Cordless Hedge Trimmers
For a tradeoff between the portability of a gas powered trimmer and the virtually maintenance-free corded electric trimmer, battery powered hedge trimmers may be a good choice. They are lightweight, you don’t have to worry about the cord getting in your way, and you don’t need to deal with maintaining the engine.
Unfortunately, the batteries do not last as long as a tank of gas on engine-based trimmers, and they often do not reach the power level of their corded counterparts. It is a good idea to keep an extra battery or two charged when trimming a large area.
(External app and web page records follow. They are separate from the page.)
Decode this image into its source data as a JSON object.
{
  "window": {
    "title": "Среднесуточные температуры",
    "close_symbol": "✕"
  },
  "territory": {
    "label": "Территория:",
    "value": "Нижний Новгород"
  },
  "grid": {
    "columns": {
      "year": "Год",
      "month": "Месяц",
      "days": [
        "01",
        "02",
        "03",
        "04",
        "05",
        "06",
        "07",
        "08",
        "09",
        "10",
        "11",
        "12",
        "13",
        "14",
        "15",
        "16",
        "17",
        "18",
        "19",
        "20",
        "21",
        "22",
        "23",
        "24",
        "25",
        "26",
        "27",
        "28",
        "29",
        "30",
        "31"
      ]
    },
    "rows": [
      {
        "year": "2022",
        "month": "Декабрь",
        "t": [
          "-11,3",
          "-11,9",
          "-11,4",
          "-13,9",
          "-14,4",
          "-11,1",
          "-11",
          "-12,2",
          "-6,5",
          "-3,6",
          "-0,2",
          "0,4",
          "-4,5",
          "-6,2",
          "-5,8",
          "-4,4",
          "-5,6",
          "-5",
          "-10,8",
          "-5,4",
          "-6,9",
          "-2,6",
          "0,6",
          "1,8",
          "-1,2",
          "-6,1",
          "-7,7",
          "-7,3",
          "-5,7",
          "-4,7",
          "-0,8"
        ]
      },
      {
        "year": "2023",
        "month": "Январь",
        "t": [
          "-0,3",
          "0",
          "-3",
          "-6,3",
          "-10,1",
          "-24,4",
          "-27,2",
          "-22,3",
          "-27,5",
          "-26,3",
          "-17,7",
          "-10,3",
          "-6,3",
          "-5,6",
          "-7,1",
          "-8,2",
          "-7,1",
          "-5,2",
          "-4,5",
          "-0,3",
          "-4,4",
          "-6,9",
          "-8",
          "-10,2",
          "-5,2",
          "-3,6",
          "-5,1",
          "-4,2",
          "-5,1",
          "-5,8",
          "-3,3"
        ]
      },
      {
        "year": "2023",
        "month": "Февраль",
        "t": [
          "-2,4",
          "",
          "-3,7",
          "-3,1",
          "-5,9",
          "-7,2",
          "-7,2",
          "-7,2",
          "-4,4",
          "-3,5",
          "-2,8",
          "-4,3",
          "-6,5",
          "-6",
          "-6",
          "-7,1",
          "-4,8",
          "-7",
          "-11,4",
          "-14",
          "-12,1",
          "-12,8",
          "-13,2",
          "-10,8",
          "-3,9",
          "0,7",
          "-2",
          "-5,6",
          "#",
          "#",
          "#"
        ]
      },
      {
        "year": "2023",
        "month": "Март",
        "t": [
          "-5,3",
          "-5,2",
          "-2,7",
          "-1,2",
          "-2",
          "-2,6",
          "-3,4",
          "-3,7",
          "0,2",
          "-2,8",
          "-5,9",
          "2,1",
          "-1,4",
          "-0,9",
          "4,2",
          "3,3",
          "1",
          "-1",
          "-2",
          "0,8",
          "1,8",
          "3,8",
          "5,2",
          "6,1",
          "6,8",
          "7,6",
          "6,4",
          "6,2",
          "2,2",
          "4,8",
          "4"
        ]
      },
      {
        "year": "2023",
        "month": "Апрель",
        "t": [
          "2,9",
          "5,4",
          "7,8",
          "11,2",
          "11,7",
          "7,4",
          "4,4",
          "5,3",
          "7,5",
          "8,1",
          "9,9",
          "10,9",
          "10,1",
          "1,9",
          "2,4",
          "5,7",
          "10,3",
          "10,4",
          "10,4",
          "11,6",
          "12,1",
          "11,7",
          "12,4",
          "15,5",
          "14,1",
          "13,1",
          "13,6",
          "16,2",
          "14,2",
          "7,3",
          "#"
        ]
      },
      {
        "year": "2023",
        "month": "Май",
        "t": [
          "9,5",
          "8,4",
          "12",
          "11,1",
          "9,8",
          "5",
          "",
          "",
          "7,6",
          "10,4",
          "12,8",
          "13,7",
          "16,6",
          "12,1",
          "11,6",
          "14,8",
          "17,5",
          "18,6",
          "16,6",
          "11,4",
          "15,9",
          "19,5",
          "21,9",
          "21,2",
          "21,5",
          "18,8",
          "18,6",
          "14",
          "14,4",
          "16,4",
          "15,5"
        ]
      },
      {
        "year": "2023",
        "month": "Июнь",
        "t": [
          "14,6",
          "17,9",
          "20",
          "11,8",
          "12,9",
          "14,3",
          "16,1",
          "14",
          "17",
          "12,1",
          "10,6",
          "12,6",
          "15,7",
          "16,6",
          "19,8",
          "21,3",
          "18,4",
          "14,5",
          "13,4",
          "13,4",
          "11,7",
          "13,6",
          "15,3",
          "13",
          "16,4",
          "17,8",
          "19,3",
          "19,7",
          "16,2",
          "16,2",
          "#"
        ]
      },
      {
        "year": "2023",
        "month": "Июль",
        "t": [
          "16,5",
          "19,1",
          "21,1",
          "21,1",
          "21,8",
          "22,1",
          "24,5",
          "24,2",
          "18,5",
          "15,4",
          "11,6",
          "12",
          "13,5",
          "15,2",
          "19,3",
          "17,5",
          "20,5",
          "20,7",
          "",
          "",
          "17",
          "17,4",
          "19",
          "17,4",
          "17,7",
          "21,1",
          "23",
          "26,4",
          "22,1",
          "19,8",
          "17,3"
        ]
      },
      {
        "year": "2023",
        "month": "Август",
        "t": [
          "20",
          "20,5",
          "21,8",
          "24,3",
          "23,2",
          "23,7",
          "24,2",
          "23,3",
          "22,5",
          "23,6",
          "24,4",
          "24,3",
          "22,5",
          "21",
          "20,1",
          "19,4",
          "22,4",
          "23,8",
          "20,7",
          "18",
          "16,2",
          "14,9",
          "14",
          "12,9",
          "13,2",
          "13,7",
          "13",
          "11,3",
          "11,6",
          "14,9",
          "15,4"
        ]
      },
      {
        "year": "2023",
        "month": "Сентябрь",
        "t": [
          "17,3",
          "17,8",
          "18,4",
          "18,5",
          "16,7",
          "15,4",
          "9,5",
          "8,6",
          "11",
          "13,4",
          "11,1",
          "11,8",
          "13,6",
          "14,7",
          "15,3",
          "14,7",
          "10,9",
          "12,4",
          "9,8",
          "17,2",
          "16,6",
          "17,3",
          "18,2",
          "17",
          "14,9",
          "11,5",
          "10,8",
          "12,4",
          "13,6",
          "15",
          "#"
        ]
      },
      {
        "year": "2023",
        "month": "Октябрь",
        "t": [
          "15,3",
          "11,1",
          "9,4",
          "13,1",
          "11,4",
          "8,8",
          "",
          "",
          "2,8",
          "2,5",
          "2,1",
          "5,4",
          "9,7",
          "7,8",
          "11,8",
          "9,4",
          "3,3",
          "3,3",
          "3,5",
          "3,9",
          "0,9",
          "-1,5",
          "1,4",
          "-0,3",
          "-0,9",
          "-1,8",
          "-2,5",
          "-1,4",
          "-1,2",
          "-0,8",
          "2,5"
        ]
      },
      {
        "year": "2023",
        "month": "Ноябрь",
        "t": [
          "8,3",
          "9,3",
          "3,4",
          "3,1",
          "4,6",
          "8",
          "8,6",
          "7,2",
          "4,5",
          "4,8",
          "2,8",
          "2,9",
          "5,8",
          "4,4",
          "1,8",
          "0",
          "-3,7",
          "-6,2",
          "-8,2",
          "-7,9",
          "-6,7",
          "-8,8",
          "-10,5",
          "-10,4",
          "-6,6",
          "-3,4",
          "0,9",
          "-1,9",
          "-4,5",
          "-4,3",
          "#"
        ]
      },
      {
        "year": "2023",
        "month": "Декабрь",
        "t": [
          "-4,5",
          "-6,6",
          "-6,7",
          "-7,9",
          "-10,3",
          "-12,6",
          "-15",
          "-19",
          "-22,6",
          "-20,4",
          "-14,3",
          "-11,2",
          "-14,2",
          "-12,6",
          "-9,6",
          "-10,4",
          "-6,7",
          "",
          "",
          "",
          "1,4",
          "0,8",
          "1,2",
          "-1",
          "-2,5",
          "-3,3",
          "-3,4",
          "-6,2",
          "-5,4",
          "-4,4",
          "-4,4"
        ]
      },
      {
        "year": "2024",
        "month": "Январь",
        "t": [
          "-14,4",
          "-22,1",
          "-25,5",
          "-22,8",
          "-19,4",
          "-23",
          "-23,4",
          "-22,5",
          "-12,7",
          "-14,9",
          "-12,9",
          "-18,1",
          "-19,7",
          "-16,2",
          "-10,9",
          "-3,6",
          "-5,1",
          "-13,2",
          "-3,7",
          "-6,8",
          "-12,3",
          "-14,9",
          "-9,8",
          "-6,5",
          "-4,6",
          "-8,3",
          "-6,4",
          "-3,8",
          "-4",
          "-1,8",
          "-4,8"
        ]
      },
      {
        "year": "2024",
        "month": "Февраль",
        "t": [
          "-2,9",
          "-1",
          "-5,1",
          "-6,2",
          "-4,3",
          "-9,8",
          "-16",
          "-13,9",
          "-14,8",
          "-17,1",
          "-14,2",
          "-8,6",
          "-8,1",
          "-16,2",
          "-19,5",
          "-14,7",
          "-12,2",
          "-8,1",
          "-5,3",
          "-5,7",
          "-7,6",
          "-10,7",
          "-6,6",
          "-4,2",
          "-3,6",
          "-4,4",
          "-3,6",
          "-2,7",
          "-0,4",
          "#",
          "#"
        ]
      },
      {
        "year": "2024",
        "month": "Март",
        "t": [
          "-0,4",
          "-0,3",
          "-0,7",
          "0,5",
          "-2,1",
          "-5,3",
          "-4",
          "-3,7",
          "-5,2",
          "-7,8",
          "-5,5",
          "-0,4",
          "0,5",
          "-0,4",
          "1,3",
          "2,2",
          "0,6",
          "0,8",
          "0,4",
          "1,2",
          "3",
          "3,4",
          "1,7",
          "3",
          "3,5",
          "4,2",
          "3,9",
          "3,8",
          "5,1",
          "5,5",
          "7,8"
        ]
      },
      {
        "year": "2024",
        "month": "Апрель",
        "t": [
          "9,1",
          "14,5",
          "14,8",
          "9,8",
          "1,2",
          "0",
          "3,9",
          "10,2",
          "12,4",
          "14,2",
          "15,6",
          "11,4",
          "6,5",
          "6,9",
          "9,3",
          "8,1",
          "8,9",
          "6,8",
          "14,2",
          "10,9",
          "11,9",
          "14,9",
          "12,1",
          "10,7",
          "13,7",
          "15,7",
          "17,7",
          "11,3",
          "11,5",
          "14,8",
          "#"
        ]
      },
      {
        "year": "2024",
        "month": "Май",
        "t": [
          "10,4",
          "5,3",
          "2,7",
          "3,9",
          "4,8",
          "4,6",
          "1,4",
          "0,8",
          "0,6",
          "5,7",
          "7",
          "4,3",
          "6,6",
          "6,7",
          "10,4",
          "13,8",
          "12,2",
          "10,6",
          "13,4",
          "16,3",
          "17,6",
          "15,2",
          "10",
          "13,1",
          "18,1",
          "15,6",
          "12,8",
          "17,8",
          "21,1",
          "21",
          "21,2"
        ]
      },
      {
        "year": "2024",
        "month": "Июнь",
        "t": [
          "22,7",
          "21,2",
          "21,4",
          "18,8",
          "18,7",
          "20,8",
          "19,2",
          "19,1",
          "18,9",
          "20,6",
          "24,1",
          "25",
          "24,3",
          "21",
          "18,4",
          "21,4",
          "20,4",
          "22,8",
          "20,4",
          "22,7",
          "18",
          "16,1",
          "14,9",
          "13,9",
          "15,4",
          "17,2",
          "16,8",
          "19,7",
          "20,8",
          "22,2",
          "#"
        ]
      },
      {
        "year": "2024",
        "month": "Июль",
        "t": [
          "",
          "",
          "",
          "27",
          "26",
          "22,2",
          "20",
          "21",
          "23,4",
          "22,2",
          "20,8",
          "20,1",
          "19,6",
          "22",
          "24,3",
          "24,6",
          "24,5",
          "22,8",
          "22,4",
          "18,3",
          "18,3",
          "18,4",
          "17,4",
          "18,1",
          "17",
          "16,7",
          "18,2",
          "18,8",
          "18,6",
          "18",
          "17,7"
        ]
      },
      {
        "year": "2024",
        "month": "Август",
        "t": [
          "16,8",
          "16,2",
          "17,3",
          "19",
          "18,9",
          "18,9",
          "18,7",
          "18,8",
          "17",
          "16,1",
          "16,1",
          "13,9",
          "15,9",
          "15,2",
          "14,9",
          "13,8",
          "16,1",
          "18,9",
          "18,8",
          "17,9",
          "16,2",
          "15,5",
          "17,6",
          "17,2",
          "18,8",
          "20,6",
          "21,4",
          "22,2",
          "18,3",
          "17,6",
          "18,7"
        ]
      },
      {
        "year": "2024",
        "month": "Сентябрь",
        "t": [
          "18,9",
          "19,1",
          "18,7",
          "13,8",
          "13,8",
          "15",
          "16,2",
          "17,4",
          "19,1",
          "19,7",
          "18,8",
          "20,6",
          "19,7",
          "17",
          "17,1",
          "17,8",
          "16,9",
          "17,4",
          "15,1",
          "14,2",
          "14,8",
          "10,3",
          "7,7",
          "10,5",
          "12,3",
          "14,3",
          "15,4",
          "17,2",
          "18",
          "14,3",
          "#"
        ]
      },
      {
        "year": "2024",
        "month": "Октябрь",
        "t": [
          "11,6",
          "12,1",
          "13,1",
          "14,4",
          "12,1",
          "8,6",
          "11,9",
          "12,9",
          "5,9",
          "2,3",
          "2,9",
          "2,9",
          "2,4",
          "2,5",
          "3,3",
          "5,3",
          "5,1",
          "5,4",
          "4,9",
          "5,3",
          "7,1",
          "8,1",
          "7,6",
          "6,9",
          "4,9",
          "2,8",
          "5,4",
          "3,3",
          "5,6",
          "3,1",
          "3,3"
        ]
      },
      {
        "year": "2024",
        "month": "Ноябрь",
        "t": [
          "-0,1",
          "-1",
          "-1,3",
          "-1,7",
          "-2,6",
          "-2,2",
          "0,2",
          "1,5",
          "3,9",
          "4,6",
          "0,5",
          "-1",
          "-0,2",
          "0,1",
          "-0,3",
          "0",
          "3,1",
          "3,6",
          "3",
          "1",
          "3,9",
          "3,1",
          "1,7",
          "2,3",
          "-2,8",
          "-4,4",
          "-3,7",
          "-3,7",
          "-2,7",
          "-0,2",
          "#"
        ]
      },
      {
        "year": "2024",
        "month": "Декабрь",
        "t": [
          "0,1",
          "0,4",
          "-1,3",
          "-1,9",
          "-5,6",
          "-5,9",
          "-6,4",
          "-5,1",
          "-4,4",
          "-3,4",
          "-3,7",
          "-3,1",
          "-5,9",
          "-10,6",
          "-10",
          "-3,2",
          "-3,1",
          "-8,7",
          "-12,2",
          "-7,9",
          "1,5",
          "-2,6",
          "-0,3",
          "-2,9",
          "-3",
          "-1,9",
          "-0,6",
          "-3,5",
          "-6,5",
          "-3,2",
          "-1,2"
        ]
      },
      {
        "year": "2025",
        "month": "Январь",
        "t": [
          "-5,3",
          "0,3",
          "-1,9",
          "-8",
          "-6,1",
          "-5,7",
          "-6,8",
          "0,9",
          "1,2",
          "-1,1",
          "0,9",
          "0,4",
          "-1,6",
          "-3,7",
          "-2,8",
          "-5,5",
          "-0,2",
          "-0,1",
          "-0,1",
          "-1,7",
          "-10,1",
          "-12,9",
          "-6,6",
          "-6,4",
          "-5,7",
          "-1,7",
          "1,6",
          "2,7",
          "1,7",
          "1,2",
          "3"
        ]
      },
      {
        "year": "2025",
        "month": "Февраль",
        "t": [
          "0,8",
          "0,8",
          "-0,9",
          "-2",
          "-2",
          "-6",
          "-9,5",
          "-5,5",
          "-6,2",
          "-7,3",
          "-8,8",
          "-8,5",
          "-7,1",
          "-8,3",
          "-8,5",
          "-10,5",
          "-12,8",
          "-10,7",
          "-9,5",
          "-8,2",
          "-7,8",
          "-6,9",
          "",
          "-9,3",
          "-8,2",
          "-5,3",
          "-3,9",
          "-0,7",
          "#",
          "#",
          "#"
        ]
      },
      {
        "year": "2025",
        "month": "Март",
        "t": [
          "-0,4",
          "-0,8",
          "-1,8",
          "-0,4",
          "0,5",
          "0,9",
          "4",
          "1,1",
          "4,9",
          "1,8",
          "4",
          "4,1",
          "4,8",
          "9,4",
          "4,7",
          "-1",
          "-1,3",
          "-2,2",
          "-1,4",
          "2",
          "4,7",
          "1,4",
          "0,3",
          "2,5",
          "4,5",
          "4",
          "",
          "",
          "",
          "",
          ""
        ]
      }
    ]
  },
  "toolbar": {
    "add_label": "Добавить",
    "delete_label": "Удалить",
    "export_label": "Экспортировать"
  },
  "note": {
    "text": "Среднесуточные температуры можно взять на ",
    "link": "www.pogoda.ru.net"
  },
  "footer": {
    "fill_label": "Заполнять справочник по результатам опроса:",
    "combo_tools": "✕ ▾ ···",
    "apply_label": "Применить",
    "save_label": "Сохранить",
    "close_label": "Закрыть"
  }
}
In addition, the batteries can wear out over time, lowering power and cutting down the amount of time that they can run.
Using a hedge trimmer is fairly easy once you try it a time or two. When first starting out, cut short amounts off the ends of the bushes to get a feel for the tool. Once you are comfortable, cut to the length desired.
Your hedges will be cleaned up and looking good in no time.